Data records —
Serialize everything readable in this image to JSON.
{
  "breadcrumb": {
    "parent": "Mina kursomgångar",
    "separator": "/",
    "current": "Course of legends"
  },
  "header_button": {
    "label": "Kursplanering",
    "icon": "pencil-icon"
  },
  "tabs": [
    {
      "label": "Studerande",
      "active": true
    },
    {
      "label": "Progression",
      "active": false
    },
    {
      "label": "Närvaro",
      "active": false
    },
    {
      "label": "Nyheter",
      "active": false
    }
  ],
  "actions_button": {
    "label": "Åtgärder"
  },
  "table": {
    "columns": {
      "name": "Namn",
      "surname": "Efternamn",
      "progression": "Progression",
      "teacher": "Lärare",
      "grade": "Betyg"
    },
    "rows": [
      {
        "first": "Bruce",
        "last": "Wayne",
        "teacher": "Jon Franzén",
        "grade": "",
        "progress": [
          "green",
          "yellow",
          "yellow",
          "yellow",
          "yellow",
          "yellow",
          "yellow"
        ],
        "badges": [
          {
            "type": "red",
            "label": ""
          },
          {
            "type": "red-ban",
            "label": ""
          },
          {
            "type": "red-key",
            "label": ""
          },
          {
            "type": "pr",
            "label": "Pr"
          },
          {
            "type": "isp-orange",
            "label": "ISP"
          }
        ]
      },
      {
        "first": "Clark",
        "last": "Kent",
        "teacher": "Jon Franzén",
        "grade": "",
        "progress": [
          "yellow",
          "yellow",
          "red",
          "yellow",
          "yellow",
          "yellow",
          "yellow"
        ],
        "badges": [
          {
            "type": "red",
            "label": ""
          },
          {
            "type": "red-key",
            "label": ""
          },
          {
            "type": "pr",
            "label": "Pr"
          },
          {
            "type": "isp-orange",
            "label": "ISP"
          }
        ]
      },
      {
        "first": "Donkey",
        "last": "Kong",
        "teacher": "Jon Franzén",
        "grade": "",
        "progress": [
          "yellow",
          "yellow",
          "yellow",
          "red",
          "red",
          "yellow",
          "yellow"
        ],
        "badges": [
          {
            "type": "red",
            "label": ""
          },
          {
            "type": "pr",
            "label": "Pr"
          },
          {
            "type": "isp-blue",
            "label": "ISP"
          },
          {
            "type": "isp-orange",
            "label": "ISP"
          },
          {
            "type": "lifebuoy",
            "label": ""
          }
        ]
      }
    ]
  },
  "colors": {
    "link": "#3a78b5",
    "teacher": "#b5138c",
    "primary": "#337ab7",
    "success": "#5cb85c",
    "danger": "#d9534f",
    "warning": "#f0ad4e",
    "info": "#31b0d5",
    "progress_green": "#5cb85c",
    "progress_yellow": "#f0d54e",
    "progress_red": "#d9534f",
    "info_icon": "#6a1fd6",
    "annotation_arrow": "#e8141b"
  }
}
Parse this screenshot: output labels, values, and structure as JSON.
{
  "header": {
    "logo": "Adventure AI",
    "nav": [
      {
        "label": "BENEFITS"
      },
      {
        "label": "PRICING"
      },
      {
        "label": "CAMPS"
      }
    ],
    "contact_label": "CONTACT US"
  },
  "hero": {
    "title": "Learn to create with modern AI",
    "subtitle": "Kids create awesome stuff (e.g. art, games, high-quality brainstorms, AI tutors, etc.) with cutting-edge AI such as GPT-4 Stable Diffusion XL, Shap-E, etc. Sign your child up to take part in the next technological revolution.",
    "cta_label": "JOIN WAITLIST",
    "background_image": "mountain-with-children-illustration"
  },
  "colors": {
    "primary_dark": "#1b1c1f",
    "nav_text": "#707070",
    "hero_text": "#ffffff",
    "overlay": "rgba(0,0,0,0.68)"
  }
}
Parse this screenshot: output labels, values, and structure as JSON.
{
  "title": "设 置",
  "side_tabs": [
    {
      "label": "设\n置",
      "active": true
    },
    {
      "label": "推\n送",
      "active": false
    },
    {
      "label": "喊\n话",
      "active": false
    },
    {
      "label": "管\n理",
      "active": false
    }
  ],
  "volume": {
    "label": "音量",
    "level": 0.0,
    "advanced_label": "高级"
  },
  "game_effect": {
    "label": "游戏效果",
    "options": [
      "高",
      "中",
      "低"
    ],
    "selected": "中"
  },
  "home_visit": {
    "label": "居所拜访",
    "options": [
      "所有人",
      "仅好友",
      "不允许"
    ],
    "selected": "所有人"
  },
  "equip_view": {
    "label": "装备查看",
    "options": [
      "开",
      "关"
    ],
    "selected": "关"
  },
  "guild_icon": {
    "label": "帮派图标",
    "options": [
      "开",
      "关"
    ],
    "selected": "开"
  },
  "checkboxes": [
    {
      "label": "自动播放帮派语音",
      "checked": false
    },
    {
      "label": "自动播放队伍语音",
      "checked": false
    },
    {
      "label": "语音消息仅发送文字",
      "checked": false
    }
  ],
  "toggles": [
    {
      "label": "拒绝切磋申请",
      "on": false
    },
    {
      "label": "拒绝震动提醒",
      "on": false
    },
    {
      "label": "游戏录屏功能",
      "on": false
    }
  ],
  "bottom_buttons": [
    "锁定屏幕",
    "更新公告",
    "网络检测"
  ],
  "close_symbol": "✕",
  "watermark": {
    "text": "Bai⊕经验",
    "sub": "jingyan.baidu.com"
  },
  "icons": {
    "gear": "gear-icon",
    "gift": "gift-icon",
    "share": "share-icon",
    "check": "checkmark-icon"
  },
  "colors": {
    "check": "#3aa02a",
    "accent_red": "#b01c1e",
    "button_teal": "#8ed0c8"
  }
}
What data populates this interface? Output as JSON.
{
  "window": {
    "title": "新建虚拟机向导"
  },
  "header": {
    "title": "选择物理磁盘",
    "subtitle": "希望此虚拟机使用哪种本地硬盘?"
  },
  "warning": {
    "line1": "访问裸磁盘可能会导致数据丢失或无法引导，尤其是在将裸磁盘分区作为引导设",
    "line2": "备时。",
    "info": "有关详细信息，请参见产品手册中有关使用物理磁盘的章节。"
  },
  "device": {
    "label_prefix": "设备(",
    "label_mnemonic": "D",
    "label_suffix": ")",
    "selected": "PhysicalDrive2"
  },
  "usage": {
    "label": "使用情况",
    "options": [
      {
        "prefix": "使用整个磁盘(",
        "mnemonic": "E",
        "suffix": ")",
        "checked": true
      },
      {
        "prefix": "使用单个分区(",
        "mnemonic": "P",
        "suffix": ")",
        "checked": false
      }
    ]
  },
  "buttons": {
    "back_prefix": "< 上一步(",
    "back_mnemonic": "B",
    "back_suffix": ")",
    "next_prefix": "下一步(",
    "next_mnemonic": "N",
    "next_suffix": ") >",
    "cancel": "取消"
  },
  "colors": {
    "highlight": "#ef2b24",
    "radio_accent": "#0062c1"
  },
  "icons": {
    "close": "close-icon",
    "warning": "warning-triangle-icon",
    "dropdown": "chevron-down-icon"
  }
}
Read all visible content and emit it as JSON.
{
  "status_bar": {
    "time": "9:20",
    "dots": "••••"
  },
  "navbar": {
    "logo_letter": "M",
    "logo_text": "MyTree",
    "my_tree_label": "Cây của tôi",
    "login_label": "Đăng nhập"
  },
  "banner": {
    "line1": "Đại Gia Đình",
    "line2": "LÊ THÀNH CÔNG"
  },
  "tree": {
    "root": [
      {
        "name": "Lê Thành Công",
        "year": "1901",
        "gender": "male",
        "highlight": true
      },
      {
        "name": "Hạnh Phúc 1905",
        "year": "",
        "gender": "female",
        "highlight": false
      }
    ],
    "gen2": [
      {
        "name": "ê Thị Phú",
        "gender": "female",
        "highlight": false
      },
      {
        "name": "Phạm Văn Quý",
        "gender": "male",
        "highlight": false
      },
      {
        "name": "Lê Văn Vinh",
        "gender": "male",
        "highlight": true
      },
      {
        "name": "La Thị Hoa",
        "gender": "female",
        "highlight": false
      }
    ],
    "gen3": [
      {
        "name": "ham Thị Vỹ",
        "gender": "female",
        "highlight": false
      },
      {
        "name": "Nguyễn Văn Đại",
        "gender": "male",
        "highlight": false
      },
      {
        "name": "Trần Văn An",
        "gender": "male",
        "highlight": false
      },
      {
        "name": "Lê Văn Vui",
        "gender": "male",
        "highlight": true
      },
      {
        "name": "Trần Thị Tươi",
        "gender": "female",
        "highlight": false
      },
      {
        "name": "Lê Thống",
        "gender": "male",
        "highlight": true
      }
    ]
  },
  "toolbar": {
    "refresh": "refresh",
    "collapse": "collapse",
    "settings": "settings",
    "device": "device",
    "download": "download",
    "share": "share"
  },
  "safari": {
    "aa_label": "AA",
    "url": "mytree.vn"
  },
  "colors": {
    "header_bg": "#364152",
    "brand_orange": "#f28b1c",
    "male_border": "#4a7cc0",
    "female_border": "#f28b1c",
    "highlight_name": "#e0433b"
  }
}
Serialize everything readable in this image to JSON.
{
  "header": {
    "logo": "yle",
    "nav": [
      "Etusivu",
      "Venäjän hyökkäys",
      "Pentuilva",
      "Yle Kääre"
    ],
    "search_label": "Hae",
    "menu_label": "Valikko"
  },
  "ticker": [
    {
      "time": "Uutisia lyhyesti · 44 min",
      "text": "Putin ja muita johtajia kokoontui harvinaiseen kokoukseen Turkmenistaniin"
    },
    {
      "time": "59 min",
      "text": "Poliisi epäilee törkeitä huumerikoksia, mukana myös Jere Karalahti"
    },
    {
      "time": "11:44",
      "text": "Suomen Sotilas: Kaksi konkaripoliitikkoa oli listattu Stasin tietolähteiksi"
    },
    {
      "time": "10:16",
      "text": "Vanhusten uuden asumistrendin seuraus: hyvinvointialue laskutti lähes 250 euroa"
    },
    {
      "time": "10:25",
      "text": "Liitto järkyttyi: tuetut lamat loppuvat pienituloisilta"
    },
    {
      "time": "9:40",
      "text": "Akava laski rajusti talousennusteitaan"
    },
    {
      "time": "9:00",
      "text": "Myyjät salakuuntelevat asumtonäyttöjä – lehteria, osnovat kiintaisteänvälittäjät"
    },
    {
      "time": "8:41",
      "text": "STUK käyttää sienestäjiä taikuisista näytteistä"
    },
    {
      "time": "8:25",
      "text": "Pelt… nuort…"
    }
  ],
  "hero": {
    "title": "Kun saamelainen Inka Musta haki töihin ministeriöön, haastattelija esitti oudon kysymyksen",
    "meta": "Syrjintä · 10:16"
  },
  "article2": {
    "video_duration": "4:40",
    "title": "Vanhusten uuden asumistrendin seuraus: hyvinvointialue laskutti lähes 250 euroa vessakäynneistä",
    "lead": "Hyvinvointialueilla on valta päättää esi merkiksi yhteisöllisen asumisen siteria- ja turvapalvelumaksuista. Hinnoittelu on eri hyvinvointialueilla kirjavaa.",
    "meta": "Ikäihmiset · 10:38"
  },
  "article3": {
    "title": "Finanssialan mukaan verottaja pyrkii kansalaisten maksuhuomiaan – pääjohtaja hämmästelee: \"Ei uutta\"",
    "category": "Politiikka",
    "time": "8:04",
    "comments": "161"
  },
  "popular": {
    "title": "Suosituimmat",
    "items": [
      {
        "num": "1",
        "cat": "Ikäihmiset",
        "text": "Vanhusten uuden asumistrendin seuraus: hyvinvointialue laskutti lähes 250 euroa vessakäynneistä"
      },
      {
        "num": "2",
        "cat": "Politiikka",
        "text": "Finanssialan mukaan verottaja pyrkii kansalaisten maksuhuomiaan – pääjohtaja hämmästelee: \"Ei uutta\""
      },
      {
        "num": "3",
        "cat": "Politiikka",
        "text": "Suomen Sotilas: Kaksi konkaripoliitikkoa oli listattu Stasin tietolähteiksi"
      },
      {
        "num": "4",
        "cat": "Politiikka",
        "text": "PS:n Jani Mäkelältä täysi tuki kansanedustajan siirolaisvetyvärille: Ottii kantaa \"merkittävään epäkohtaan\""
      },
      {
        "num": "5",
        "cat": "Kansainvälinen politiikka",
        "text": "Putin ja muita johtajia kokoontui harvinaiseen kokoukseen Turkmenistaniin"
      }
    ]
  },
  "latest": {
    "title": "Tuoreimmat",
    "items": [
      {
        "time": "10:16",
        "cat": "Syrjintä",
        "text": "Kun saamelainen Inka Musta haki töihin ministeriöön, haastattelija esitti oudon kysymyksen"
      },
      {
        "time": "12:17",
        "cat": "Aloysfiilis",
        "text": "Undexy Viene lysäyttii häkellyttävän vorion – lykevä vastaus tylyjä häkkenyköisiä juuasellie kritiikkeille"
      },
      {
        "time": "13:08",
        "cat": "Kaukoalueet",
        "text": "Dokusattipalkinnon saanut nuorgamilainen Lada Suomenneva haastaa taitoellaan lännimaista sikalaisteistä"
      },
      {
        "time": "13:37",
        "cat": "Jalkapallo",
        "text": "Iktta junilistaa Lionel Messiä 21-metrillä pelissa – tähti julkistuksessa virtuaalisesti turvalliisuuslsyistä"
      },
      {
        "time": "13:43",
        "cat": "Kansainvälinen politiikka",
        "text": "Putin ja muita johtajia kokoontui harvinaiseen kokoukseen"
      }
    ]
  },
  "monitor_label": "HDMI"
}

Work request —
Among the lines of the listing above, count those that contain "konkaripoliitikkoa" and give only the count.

Solution for this exercise —
2